Final diagnosis of dengue shock syndrome (DSS) stage IV with acute liver failure was made.
Acute liver failure in association with Dengue haemorrhagic fever (DHF)/ DSS was initially reported during the epidemics in Indonesia in the 1970s. Later, it was reported during the 1987 epidemic in Thailand and the 1990 epidemic in Malaysia. Dengue virus serotypes 1, 2 and 3 have been isolated from the patients dying from liver failure with both primary and secondary dengue infections. Dengue antigens have been detected in hepatocytes, in Kupffer cells and occasionally in acute inflammatory cells in these patients. Whether this is due to the direct effect of dengue infection or to the host's response to infection is not known. The DHF patients with secondary infections have a more severe clinical picture than the patients with primary infections. This does not seem to be the case with liver dysfunction. In the study by Nguyen et al, the difference in AST and ALT levels in primary and secondary infections was statistically not significant. Our case had primary infection.

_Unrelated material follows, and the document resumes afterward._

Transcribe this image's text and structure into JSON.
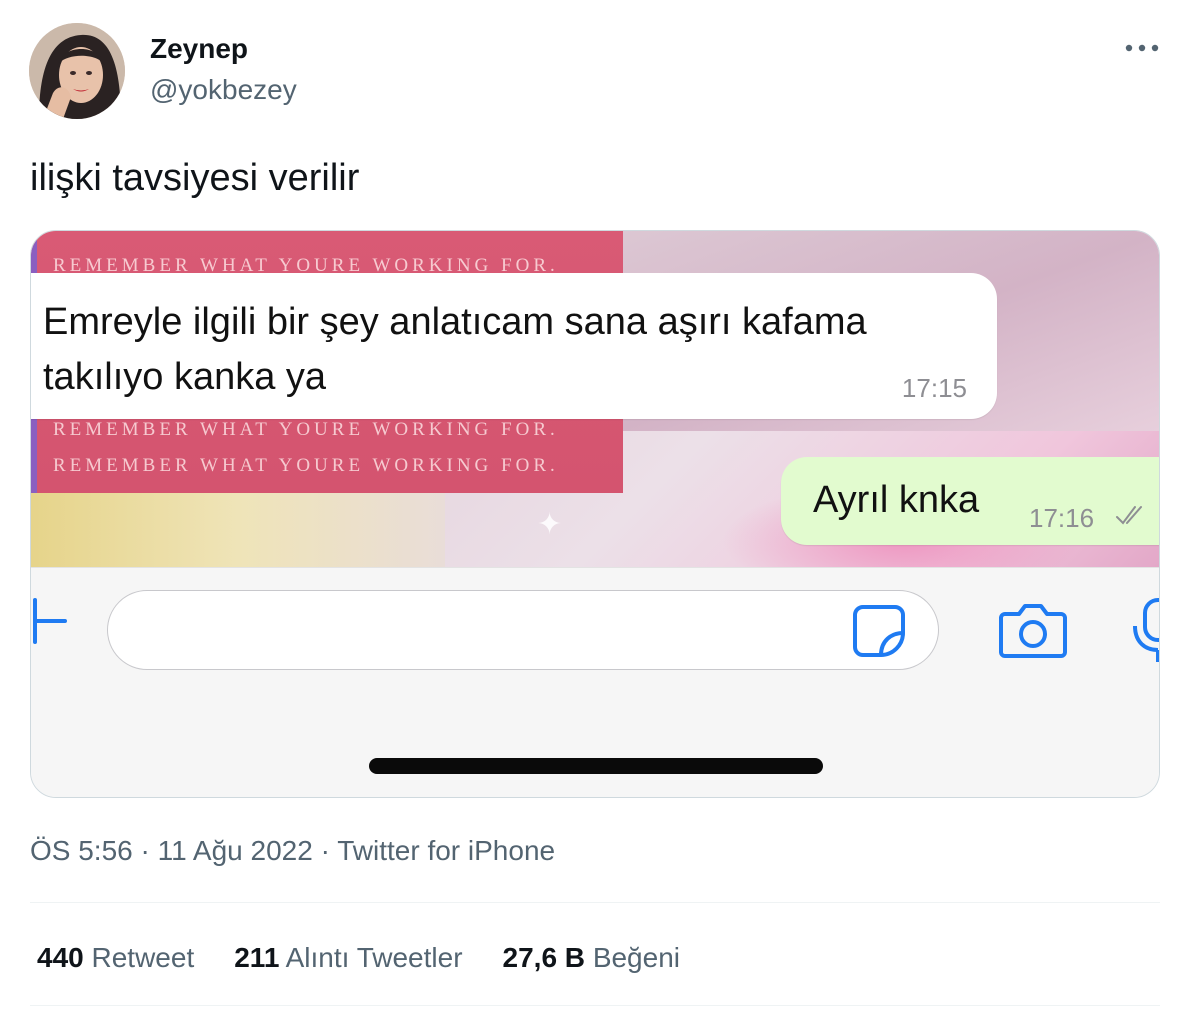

The presentation of this case was like that of acute hepatic failure. The important differential diagnosis in a case presenting with fever with acute hepatic failure includes complicated malaria, leptospirosis, acute viral hepatitis and Reye's syndrome. In complicated malaria ALT and AST levels will not be markedly elevated. Complicated malaria would present with features of multiorgan dysfunction like haemolysis and renal failure, which were not seen in this case. Peripheral smear for malarial parasites was negative and the malarial antigens were not demonstrable in the blood. Hence malaria was ruled out. Similarly, for leptospirosis, patient did not have features of renal involvement and the serological test was negative. Acute viral hepatitis presenting with high-grade fever preceding the onset of hepatic encephalopathy is rare. Moreover, all the viral markers of acute viral hepatitis were negative. Reye's syndrome usually does not present with jaundice. The features of thrombocytopenia and plasma leakage seen in our case are not seen in Reye's syndrome.
The presence of thrombocytopenia, signs of plasma leakage - pleural effusion, ascites and hypoalbuminemia, hypotension, positive IgM serology for dengue and its occurrence during the epidemic of dengue in Delhi strongly favour the diagnosis of DSS in this case. The treatment in such cases includes mainly supportive therapy in the form of adequate and cautious fluid replacement, timely ventilatory support, prophylactic antibiotic coverage to prevent secondary bacterial sepsis, anti-cerebral edema measures and continuous monitoring of neurological status. Most of the cases recover with good supportive therapy. ,,